8 December 2011
While South Africans will have to wait a while before they can buy an electric vehicle (EV), at least a dozen of the zero-emission cars have been doing the rounds in Durban since the start of the UN climate summit (COP 17).
Some COP 17 delegates have been taking advantage of the opportunity to test-drive the Nissan Leaf – “Leading, Environmentally friendly, Affordable, Family car” – which was named World Car of the Year 2011, and the Renault Fluence Z.E.
These vehicles are also being used to shuttle people to and from Durban’s International Convention Centre, venue of the climate talks.
Taking a test-drive
BuaNews found a few minutes to test-drive the vehicles. Initially, looking at a car with a steering wheel on the left hand side brought about some panic, but a few minutes inside and it was all smooth sailing.
The cars are easy to drive (automatic), but it takes a bit of time to become acquainted with their technical aspects.
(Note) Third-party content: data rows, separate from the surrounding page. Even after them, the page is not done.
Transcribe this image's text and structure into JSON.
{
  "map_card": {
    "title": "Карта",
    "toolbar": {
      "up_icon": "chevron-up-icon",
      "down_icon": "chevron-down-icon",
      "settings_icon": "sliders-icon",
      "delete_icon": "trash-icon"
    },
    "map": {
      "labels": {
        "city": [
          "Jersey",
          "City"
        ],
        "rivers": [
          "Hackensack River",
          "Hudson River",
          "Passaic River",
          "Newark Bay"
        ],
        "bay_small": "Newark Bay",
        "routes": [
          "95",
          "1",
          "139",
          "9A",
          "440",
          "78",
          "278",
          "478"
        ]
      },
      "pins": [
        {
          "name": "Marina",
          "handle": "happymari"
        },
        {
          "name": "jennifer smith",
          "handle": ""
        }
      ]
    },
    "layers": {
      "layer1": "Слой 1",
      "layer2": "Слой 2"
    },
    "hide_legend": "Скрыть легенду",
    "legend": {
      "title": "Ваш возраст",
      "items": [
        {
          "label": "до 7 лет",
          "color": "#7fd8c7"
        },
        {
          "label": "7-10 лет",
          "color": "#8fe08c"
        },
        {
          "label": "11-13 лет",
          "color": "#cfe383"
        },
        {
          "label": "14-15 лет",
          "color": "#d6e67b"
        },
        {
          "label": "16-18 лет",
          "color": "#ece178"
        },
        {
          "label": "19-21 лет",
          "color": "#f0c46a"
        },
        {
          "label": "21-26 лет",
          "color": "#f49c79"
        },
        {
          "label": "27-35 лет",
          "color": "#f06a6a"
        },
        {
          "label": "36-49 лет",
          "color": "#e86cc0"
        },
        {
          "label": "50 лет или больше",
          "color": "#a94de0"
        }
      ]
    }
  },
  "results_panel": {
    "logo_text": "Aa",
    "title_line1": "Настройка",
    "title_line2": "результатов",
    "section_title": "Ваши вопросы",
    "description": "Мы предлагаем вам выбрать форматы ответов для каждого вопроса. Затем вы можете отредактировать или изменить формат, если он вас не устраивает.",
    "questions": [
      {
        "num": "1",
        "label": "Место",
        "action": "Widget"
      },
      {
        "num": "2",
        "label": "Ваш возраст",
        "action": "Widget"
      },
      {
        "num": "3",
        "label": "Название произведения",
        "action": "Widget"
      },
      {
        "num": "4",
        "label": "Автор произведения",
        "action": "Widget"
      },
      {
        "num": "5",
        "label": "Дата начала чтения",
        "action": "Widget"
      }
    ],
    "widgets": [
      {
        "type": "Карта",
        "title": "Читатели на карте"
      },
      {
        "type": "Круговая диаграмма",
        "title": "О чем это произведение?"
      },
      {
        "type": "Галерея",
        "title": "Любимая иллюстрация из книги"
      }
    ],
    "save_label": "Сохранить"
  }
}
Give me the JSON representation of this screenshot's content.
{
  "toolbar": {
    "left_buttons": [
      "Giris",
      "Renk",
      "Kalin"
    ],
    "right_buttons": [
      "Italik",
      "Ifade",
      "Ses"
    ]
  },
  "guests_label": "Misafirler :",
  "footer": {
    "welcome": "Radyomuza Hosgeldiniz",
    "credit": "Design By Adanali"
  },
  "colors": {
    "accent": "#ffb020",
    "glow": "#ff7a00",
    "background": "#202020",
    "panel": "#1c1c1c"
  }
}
Highly advanced features offer the driver detailed maps, information about energy being used, and battery recharging stations.
EVs are being sold in Europe, Japan and the US and are expected to be launched in South Africa in a few years’ time.
Nissan has announced plans to launch the Nissan Leaf in South Africa in 2013, subject to the successful conclusion of discussions between the government and the motoring industry on the establishment of charging infrastructure and the introduction of customer incentives.
Smaller carbon ‘wheelprints’
The EVs, which can be charged from purely renewable energy sources, such as solar and wind power, aim to play a critical role in reducing the impact of climate change.
The cars’ batteries can be charged at home. Although they’re more expensive in some countries, people who own the cars are assisted by their governments with free parking in busy cities, tax rebates and other incentives.
How often one recharges the battery depends on the driver – if the air conditioning and lights are used often, then the batteries would have to be charged accordingly.
For music loving South Africans, the good news is that using your radio or CD player takes up minimal energy.
The money that is expected to be saved on petrol is another selling point of the cars. They’re a pleasure to drive, knowing that one is not increasing the carbon footprint. It’s an effortless adventure, with no sounds coming from the engine or exhaust pipe.
At Durban’s Moses Mabhida Stadium, people can also test-drive a Renault Twizy, an easy-to-drive commuter vehicle that can be plugged into many conventional wall sockets.
The Twizy, designed to be an antidote to the air and noise pollution plaguing some of the world’s biggest cities, can be a bit strange to drive. If you are not a fan of scooters, this little vehicle may not be for you.
“The Renault-Nissan Alliance applauds what South Africa and all the nations represented at COP 17 are doing to reduce the threat to our environment and standard of living due to global warming,” said Hideaki Watanabe, Renault-Nissan Alliance managing director: Zero Emission Business.
“The Alliance wants to be part of the solution for a sustainable society,” said Watanabe. “Our electric vehicles – which consume no fuel whatsoever – offer a real and affordable solution to drastically reducing CO2 emissions.”